━━ Records to process

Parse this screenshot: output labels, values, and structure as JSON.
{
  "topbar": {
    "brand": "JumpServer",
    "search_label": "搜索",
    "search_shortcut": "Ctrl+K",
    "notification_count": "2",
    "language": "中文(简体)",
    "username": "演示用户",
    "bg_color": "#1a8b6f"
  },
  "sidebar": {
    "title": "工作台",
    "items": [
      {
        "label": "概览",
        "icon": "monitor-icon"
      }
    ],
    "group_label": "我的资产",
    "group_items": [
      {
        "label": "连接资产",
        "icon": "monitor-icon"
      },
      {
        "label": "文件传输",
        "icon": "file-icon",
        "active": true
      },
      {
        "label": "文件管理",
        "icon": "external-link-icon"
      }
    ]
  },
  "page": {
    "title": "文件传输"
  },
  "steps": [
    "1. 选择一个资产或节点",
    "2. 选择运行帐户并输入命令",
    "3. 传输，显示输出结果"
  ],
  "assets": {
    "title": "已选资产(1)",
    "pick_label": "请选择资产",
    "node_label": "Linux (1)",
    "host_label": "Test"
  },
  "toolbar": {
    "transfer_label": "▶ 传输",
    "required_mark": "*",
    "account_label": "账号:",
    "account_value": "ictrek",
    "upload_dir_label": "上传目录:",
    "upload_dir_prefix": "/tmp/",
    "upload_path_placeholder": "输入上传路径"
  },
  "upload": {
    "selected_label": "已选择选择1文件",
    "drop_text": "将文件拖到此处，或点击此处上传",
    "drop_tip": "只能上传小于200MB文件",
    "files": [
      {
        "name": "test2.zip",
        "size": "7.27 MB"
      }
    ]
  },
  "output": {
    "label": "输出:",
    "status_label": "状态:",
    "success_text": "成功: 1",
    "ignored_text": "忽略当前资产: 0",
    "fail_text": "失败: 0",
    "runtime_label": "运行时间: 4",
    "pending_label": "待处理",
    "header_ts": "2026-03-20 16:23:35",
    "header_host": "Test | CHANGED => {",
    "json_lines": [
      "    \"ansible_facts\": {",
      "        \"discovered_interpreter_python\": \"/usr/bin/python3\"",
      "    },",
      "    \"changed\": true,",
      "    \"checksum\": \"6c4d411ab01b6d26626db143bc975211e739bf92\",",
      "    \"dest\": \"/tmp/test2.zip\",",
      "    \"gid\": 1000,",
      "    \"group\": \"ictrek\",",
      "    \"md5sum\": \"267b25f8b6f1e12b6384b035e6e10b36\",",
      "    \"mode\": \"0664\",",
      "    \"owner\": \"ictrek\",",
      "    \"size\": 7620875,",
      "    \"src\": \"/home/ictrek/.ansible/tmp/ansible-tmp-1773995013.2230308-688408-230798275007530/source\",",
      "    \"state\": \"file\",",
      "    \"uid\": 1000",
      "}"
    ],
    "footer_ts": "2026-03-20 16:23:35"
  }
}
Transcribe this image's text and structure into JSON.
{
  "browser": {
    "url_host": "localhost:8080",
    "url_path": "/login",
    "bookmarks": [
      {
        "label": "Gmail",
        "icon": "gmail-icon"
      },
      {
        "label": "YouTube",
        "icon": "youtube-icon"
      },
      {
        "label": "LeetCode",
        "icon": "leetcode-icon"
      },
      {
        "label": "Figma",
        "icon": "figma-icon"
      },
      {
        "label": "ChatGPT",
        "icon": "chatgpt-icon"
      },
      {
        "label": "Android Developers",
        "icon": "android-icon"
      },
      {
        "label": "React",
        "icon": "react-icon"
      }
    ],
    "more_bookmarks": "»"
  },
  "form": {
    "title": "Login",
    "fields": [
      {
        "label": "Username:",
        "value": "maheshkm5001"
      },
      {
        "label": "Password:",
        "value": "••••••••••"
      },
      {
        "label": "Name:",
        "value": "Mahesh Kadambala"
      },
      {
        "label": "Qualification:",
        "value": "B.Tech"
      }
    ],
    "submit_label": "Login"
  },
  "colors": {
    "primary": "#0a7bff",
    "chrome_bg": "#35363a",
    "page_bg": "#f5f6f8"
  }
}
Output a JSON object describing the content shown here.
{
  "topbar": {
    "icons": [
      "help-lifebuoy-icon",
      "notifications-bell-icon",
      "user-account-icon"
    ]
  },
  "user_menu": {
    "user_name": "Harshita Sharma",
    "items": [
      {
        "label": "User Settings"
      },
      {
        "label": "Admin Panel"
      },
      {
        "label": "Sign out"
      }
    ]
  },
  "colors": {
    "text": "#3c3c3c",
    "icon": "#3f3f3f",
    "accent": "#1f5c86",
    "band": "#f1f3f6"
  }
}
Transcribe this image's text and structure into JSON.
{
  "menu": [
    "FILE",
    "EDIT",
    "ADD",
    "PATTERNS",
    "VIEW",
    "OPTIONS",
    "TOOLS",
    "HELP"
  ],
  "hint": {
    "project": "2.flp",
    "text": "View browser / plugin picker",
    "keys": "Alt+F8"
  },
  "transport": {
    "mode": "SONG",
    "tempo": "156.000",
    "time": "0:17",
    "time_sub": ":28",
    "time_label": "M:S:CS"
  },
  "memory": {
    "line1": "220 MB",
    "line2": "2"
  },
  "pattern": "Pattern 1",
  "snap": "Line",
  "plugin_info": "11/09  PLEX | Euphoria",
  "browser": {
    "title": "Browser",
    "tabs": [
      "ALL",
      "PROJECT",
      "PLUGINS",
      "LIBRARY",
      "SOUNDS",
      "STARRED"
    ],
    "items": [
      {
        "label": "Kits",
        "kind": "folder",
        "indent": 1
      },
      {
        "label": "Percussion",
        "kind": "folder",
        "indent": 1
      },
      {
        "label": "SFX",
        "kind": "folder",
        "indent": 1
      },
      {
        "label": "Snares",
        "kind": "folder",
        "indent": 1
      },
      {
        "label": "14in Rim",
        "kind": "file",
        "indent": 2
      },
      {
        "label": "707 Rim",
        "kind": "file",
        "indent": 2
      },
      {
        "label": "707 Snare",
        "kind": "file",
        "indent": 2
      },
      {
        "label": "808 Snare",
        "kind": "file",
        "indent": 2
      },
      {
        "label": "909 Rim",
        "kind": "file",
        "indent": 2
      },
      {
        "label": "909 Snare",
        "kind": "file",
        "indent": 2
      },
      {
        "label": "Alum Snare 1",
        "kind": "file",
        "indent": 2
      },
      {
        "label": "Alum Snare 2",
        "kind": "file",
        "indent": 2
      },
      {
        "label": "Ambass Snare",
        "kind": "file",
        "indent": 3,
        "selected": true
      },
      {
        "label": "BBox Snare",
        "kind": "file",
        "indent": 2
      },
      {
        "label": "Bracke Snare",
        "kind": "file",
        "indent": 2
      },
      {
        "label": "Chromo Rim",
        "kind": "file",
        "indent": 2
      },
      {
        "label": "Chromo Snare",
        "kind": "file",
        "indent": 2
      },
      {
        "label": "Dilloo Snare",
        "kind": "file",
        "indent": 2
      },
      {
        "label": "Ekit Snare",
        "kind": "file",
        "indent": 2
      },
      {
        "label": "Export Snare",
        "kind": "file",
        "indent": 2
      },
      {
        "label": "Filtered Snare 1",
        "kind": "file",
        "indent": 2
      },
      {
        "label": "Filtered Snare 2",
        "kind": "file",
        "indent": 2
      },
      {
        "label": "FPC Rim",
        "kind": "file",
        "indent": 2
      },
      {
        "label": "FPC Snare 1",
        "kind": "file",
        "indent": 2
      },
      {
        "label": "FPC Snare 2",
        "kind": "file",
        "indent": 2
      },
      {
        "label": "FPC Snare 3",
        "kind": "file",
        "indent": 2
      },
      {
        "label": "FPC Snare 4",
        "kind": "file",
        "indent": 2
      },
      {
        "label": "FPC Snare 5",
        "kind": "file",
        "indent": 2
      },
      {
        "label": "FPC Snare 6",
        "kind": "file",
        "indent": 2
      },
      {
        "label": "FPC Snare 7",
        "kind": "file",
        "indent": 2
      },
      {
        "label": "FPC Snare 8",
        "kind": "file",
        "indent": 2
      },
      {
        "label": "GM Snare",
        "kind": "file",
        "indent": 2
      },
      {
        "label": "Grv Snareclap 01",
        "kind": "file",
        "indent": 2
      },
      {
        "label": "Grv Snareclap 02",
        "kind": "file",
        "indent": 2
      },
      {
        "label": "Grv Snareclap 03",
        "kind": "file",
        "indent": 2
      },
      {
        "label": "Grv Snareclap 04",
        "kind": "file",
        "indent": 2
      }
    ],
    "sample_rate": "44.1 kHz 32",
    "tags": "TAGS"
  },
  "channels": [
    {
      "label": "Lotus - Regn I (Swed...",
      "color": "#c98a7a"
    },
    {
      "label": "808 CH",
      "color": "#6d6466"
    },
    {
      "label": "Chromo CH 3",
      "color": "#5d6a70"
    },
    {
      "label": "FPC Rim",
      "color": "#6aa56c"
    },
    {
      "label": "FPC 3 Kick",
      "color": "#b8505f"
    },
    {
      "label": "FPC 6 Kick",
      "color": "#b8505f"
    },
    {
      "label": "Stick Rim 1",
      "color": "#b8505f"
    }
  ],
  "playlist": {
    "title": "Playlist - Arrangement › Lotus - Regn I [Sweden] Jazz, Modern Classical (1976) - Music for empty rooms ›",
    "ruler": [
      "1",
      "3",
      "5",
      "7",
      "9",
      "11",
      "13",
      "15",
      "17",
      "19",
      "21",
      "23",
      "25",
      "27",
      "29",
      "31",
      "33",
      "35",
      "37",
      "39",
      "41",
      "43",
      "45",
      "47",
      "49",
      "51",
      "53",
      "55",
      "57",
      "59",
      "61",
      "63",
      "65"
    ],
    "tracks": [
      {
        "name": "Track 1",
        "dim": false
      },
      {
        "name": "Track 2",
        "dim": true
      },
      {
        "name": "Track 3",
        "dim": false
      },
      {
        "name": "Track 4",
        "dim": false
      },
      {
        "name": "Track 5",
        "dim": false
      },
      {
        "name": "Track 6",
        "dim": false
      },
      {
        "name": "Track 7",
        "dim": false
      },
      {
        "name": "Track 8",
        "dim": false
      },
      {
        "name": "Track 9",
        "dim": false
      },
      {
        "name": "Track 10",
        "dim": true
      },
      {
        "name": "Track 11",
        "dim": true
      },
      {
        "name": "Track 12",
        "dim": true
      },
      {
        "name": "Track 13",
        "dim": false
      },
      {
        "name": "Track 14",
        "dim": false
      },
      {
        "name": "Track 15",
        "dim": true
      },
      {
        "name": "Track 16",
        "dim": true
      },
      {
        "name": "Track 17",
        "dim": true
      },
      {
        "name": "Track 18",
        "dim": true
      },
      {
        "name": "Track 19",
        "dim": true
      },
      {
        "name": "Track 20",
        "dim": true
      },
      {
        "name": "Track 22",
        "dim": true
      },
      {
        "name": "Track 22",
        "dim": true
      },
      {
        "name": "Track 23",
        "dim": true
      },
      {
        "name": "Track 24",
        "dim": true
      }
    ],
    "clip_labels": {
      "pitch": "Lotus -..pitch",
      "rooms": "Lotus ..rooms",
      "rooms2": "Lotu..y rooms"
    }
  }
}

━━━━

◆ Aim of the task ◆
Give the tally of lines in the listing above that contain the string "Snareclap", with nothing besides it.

◆ Expected output ◆
4